Tuesday, April 17, 2007

Postcards with National Banks

Visit Moody's Postcards, your source for vintage, collectible postcards!
Subscribe to Moody's Postcard Blog by Email
There was a time, long ago, when banks prided themselves on the image of their building which was intended to instill confidence in the public that the institution was "rock solid". The postcard for today is a good example of a bank building which left no doubt that the bank was not only safe but well capitalized. The image below is of the new home of the West Branch National Bank of Williamsport Pennsylvania and could easily be mistaken for a cathedral. The back of the circa 1912 postcard shows the bank was organized in 1835, had capital and surplus of $1,775,000 and assets of more than $5,000,000. During this time, national banks were chartered by the U.S. Government who assigned a charter number and even printed currency with the charter number and the name and location of the bank on it. Many of these banks went broke during the depression but the currency, referred to as National Bank notes, are still redeemable at face value at any banking institution. Many collectors of National Bank Notes collect national bank postcards to match the notes in their collections. If you happen to run across one of these bank notes, take it to a collector and they will pay you more than face value for it and if you have a postcard on the bank, he might be interested in that also.

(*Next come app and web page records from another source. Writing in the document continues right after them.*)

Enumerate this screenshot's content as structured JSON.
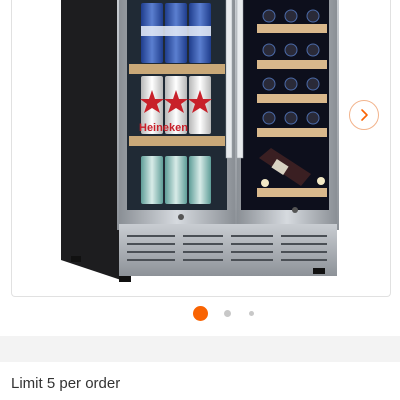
{
  "gallery": {
    "active_dot_color": "#f96302",
    "inactive_dot_color": "#c8c8c8",
    "next_icon": "chevron-right-icon",
    "product_image": "beverage-and-wine-cooler-photo",
    "can_label": "Heineken"
  },
  "order": {
    "limit_text": "Limit 5 per order"
  }
}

A better image of the postcard below is available in the Pennsylvania postcard section of our website, Moody's Postcards.

No comments: